Here We Go Gathering Ducks in May

Song of Spring

by Marcia Wilson

“Spring would not be spring without bird songs, any more than it would be spring without buds and flowers…”

–Theodore Roosevelt

A Mallard hen with her mate and a hopeful beau on the Western side of the CPTC marsh. Photo Marcia Wilson

It was perfect timing when CPTC’s ducklings showed themselves on the Mother’s Day of 2023.

A lot of factors go into when the first babies of spring pop out of the nest.  Key is location, location, location.  The paired mallards that normally nest and hatch at Building 15, known as Howard and Bev, moved further down into the wetlands.  Their fans suspect this was to avoid on-campus predators like coyotes and raptors.

Howard and Bev are shy and difficult to photograph. Luckily, Howard has a wobble in his left leg which makes him stand out in the crowd.  The birdwatchers spotted him paddling with the other drakes in the marsh and that got their hopes up: Once the eggs are safely in the nest, the parents part ways for another year.  Researchers suggest the larger and more colorful males lure potential predators away from the nest by making themselves a more attractive target.

Seven ducklings were seen, but they moved quickly! Photo Marcia Wilson

Ducks in a Row for 2024

On May 3, something small and yellow was seen following their mother being a clump of Yellow Flag. 

There is no way of knowing if these ducklings belong to “our” Howard and Bev, but they are a welcome sight.  Waterfowl fulfil a vital ecological role in the health of wetlands.  Mallards are taken for granted because they are “ordinary” and “common” but they are needed. They are not just a valuable food for other animals; they can thrive on a diet of invasive or aggressive weeds that affect the waterways.

The ducklings in the above photo were foraging for food in a persicaria bed.  These are native “smartweeds” and grow aggressively in urban areas where there are finite amounts of wildlife to take care of their excessive numbers.  Ducks, in other words, are ducky for city budgets.
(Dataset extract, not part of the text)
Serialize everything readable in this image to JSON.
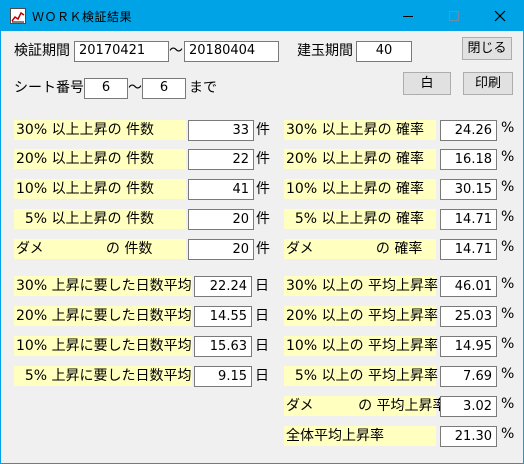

Drake or Mallard?

It is very important to use the proper names for anything, but when it comes to waterfowl, English-speaking humans have challenges.

To begin with, the noun mallard means any male, wild duck. Unfortunately, so does drake.  The Mallard Duck is an umbrella label that incorporates mature male ducks of the Anas platyrhynchos species–but also the mature hens, the juveniles of both genders, and the ducklings.  Anas lacks clarity because it can be used for ducks, geese and swans.   Platyrhynchos isn’t much help for the curious because it means “flat-nosed being/organism”.  Going back at about 700 years, mallard meant a wild drake, which was applied to just about any duck that lived on its own devices without man’s help.  Back then, for the record, that was considered noteworthy as there were definite human-centric attitudes to how things were supposed to operate.

How Much Wood Will a Wood Duck Duck?

The answer is, they don’t “duck” the woods. Wood Ducks are designed for living in quiet waters close to the forests. They need the Pacifc Rainforest woods for nesting and if they have no trees they must make do with man-made nesting boxes.  If they are too close to another Wood Duck’s tree, the parents may lay eggs in the wrong nest! They need to be high up and thus evolved with sharp, strong claws at the end of each webbed toe for gripping the branches.

They are small ducks, a little bigger than a crow.  This gives them some advantages to hiding from predators.  In good years they can lay two separate clutches of eggs.  

Wood Ducks are beautiful, which distracts from their strange, cartoonish look.  To quote All About Birds

“Wood Ducks have a unique shape among ducks—a boxy, crested head, a thin neck, and a long, broad tail. In flight, they hold their head up high, sometimes bobbing it. Overall, their silhouette shows a skinny neck, long body, thick tail, and short wings.”

If they weren’t so beautiful they would be an object of confusion and amusement more than admiration. Aviation engineers often note the bird’s short, stubby wings and tailfeathers bird make them ideal for flying through forests, unlike the rest of their brethren. 

The male was bobbing his head up and down like a yo-yo for the female. Photo Marcia Wilson

Below: Closeup Photo of a male trying to get the attention of a hen.  He was so caught up in his courtship, he didn’t realize he was the only applicant for the dance. 

Male and Female Wood Ducks have crested heads, but the male’s is astounding during breeding season. When interested or upset the feathers flare away from his head like the brim of a helmet. Photo Marcia Wilson

Wood You Listen to That?

The CPTC wetlands in spring is an open invitation to listen to some remarkable birds.  Wood Ducks have an incongruous call: For all their flash and blare they sound like angry chipmunks. For this reason, Hollywood film-makers and sound auditors often splice the sounds of other “dramatic” birds over the film when the shot cuts to their scene.  



The red eye of a Wood Drake is the cause of many a scientific debate. One hypothesis holds that the brilliant color is part of his attention-getting appearance for the females. Photo Marcia Wilson